But Sparty isn’t the only one with an impressive returning group. Purdue’s experienced roster has already been covered. Northwestern, a surprise contender in 2016-17, should be even better as Bryant McIntosh, Vic Law and Scottie Lindsey enter their fourth year playing together. Dererk Pardon, a shot-blocking whiz at center, is also back, as is sharp-shooter Aaron Falzon, who sat out the 2016-17 season with an injury after starting during his freshman year in 2015-16.

There will be big shoes to fill for some perennial contenders like Maryland — which must replace Melo Trimble — and Michigan, which watched eligibility run out on Derrick Walton Jr. and Zak Irvin before D.J. Wilson decided to head to the professional ranks Wednesday. But those teams have plenty of talent returning, too. The Terps will have all three of their fab freshmen — Justin Jackson, Anthony Cowan and Kevin Huerter — back for sophomore seasons, while the Wolverines have Moe Wagner back in the fold alongside Xavier Simpson and Duncan Robinson, among others.

And what of last year’s shocking contender, Minnesota? The Golden Gophers didn’t lose too much this offseason and will return almost every main player from last year’s 24-10 squad: Amir Coffey, Nate Mason, Reggie Lynch, Jordan Murphy, Dupree McBrayer and Eric Curry.

There are up-and-comers to think about, too, such as last year’s freshman-heavy squads at Iowa and Penn State.

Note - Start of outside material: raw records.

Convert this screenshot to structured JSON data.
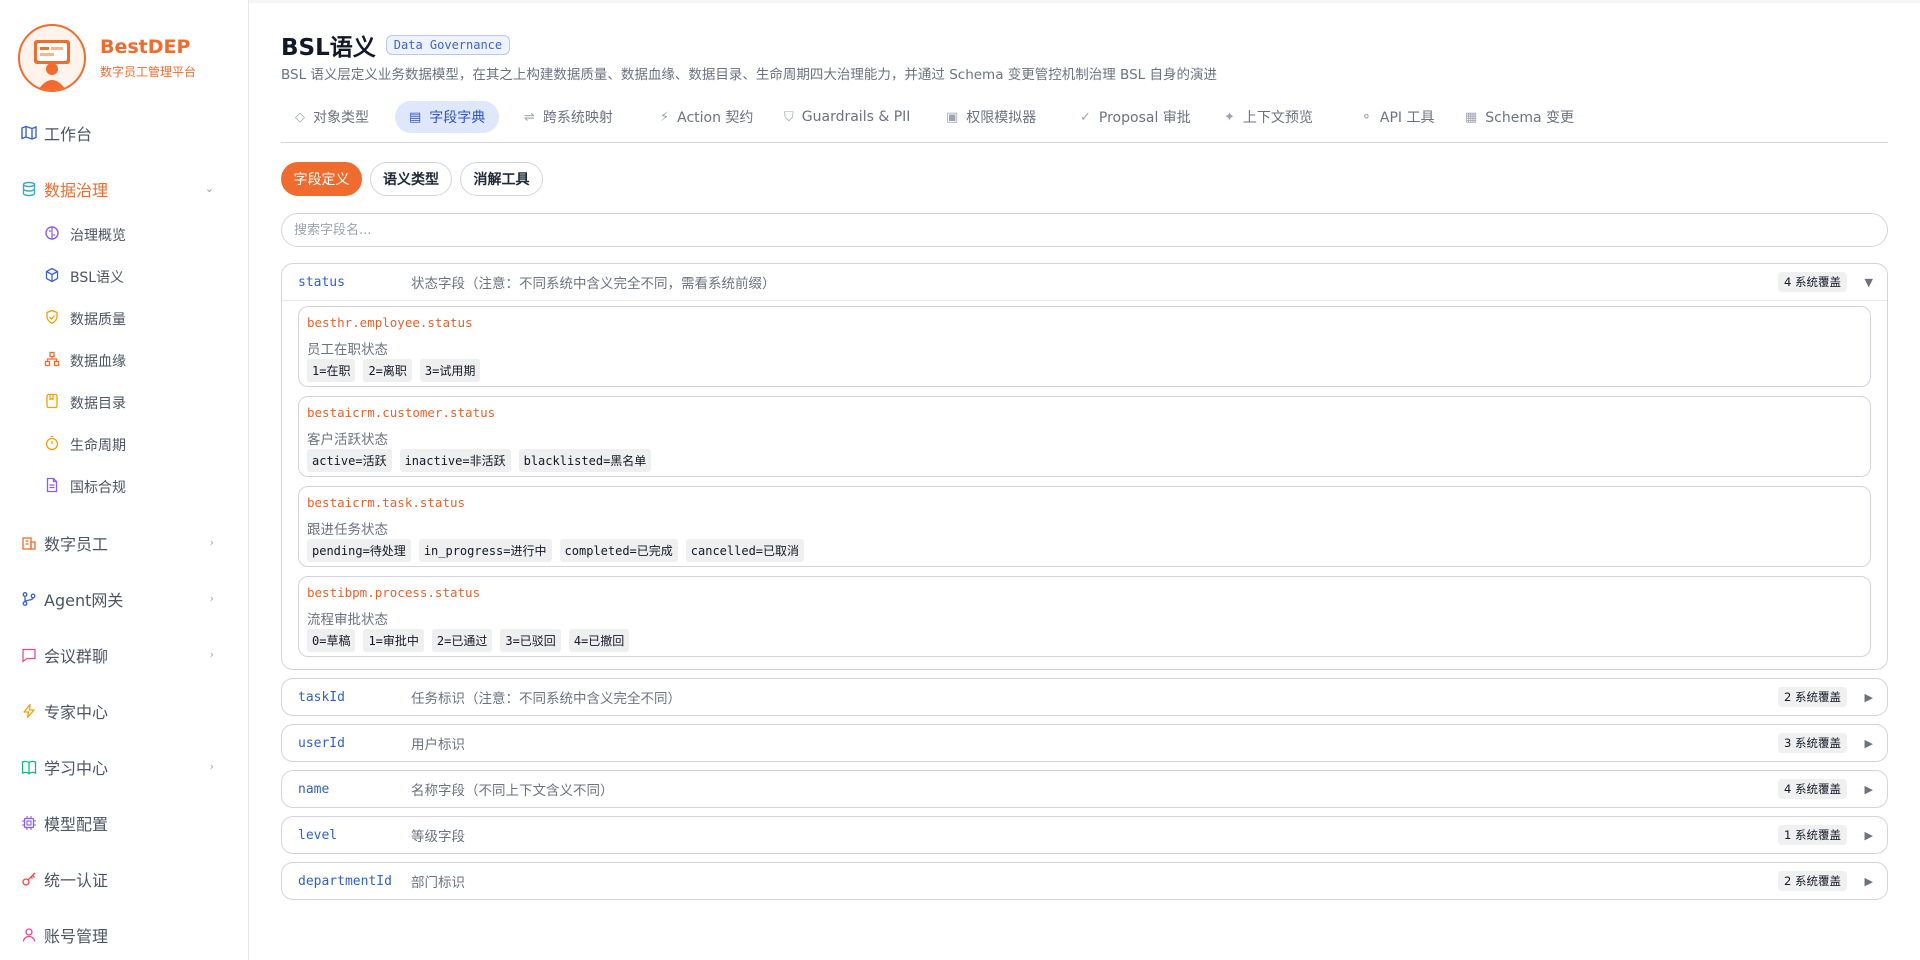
{
  "brand": {
    "name": "BestDEP",
    "subtitle": "数字员工管理平台"
  },
  "sidebar": {
    "items": [
      {
        "label": "工作台",
        "icon": "map-icon",
        "expandable": false
      },
      {
        "label": "数据治理",
        "icon": "database-icon",
        "expandable": true,
        "active": true
      },
      {
        "label": "数字员工",
        "icon": "building-icon",
        "expandable": true
      },
      {
        "label": "Agent网关",
        "icon": "git-branch-icon",
        "expandable": true
      },
      {
        "label": "会议群聊",
        "icon": "chat-icon",
        "expandable": true
      },
      {
        "label": "专家中心",
        "icon": "lightning-icon",
        "expandable": false
      },
      {
        "label": "学习中心",
        "icon": "book-icon",
        "expandable": true
      },
      {
        "label": "模型配置",
        "icon": "chip-icon",
        "expandable": false
      },
      {
        "label": "统一认证",
        "icon": "key-icon",
        "expandable": false
      },
      {
        "label": "账号管理",
        "icon": "user-icon",
        "expandable": false
      }
    ],
    "sub_items": [
      {
        "label": "治理概览",
        "icon": "brain-icon"
      },
      {
        "label": "BSL语义",
        "icon": "cube-icon"
      },
      {
        "label": "数据质量",
        "icon": "shield-check-icon"
      },
      {
        "label": "数据血缘",
        "icon": "network-icon"
      },
      {
        "label": "数据目录",
        "icon": "catalog-icon"
      },
      {
        "label": "生命周期",
        "icon": "timer-icon"
      },
      {
        "label": "国标合规",
        "icon": "document-icon"
      }
    ]
  },
  "header": {
    "title": "BSL语义",
    "badge": "Data Governance",
    "description": "BSL 语义层定义业务数据模型，在其之上构建数据质量、数据血缘、数据目录、生命周期四大治理能力，并通过 Schema 变更管控机制治理 BSL 自身的演进"
  },
  "tabs": [
    {
      "label": "对象类型",
      "icon": "◇"
    },
    {
      "label": "字段字典",
      "icon": "▤",
      "active": true
    },
    {
      "label": "跨系统映射",
      "icon": "⇌"
    },
    {
      "label": "Action 契约",
      "icon": "⚡"
    },
    {
      "label": "Guardrails & PII",
      "icon": "⛉"
    },
    {
      "label": "权限模拟器",
      "icon": "▣"
    },
    {
      "label": "Proposal 审批",
      "icon": "✓"
    },
    {
      "label": "上下文预览",
      "icon": "✦"
    },
    {
      "label": "API 工具",
      "icon": "⚬"
    },
    {
      "label": "Schema 变更",
      "icon": "▦"
    }
  ],
  "subtabs": [
    {
      "label": "字段定义",
      "active": true
    },
    {
      "label": "语义类型"
    },
    {
      "label": "消解工具"
    }
  ],
  "search": {
    "placeholder": "搜索字段名...",
    "value": ""
  },
  "fields": [
    {
      "name": "status",
      "description": "状态字段（注意：不同系统中含义完全不同，需看系统前缀）",
      "coverage": "4 系统覆盖",
      "arrow": "▼",
      "expanded": true,
      "systems": [
        {
          "path": "besthr.employee.status",
          "desc": "员工在职状态",
          "values": [
            "1=在职",
            "2=离职",
            "3=试用期"
          ]
        },
        {
          "path": "bestaicrm.customer.status",
          "desc": "客户活跃状态",
          "values": [
            "active=活跃",
            "inactive=非活跃",
            "blacklisted=黑名单"
          ]
        },
        {
          "path": "bestaicrm.task.status",
          "desc": "跟进任务状态",
          "values": [
            "pending=待处理",
            "in_progress=进行中",
            "completed=已完成",
            "cancelled=已取消"
          ]
        },
        {
          "path": "bestibpm.process.status",
          "desc": "流程审批状态",
          "values": [
            "0=草稿",
            "1=审批中",
            "2=已通过",
            "3=已驳回",
            "4=已撤回"
          ]
        }
      ]
    },
    {
      "name": "taskId",
      "description": "任务标识（注意：不同系统中含义完全不同）",
      "coverage": "2 系统覆盖",
      "arrow": "▶"
    },
    {
      "name": "userId",
      "description": "用户标识",
      "coverage": "3 系统覆盖",
      "arrow": "▶"
    },
    {
      "name": "name",
      "description": "名称字段（不同上下文含义不同）",
      "coverage": "4 系统覆盖",
      "arrow": "▶"
    },
    {
      "name": "level",
      "description": "等级字段",
      "coverage": "1 系统覆盖",
      "arrow": "▶"
    },
    {
      "name": "departmentId",
      "description": "部门标识",
      "coverage": "2 系统覆盖",
      "arrow": "▶"
    }
  ],
  "colors": {
    "accent": "#f06b2e",
    "link": "#2f5fd0",
    "active_tab_bg": "#dfe7fb"
  }
}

And could new head coaches Brad Underwood and Archie Miller make instant splashes at Illinois and Indiana, respectively?

If it sounds a little too much like the annual coach speak that “any team can win on any night” in the Big Ten, that’s because there is a good deal of truth to that oft-used phrase.

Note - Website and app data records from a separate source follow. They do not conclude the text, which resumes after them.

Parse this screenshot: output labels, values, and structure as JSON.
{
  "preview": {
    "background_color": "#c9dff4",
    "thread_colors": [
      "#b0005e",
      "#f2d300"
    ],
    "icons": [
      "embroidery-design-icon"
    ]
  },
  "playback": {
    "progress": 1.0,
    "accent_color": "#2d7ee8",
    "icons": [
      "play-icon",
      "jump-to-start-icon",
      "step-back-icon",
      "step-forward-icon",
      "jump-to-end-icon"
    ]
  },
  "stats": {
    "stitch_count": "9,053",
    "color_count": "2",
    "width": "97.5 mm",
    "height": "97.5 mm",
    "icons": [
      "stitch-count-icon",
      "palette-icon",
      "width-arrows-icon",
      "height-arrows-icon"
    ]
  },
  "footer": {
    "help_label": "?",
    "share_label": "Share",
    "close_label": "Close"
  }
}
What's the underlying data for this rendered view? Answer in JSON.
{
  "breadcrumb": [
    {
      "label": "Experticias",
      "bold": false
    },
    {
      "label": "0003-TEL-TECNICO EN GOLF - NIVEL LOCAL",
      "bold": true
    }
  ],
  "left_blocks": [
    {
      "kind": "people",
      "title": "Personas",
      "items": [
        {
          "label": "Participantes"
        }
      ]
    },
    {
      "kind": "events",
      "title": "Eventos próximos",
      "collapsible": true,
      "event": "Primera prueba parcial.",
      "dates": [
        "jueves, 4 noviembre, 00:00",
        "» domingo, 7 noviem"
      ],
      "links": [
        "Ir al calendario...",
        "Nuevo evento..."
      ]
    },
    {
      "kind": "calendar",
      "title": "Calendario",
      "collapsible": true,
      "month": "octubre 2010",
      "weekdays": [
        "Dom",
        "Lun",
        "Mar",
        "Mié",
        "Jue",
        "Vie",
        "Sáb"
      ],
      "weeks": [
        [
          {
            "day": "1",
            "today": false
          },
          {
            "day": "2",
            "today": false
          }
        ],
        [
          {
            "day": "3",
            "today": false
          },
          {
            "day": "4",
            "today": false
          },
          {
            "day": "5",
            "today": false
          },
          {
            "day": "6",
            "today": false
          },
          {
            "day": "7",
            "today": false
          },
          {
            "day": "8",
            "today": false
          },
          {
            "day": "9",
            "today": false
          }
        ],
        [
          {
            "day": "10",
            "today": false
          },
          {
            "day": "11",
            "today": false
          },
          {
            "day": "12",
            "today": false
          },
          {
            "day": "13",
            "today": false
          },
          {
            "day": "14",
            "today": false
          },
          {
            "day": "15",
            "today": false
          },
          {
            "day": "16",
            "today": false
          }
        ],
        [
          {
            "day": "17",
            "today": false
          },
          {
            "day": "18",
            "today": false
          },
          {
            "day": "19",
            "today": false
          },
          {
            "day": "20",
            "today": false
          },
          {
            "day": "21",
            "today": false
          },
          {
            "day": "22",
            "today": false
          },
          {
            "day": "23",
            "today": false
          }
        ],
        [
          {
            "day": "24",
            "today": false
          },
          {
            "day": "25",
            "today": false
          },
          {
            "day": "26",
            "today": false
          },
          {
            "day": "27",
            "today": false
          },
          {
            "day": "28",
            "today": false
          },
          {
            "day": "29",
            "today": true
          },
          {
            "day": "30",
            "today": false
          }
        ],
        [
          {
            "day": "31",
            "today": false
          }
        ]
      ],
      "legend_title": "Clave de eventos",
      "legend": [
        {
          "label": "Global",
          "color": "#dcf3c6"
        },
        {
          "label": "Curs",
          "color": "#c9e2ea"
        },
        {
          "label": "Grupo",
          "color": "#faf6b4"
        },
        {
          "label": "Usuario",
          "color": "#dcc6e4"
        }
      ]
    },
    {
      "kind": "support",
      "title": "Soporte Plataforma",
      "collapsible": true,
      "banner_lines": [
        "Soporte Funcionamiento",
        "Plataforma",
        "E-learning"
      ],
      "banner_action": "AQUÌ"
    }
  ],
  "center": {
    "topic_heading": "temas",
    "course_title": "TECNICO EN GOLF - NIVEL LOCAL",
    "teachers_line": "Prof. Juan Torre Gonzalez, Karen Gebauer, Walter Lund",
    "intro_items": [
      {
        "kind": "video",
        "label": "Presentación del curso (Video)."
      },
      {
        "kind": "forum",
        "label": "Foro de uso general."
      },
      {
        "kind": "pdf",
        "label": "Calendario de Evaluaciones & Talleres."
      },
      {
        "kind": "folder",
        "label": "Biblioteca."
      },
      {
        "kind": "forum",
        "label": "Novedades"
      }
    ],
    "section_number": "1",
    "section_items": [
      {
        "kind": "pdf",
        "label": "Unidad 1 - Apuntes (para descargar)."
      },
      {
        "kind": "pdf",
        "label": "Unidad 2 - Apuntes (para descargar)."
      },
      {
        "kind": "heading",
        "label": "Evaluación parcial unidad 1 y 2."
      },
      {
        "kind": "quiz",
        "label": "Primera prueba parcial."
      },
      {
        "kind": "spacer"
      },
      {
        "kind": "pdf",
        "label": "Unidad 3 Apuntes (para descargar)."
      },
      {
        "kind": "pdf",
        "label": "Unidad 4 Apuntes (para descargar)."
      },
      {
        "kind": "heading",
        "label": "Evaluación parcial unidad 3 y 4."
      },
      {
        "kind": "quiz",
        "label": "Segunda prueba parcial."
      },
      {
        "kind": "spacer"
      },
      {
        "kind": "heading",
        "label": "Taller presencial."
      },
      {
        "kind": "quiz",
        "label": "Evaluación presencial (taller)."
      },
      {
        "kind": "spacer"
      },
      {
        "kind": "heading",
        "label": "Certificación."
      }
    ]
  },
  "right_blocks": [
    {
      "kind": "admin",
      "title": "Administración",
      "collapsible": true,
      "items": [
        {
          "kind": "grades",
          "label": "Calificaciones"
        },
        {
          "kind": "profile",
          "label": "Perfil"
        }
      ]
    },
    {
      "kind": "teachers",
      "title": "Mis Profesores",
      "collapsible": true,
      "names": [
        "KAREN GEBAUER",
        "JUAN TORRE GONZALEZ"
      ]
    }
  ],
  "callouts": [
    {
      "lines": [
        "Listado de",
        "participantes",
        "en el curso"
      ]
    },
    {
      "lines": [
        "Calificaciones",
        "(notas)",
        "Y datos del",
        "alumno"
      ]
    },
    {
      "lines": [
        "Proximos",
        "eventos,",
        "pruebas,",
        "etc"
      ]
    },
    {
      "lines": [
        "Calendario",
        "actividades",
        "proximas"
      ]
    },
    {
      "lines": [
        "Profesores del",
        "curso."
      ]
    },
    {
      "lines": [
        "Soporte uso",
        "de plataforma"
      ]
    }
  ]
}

There are definitely tiers to this thing, though. Even without Swanigan, Purdue is still in one of those upper tiers. But there might be no team besides Michigan State at the very top of the heap, something underscored by Swanigan turning pro.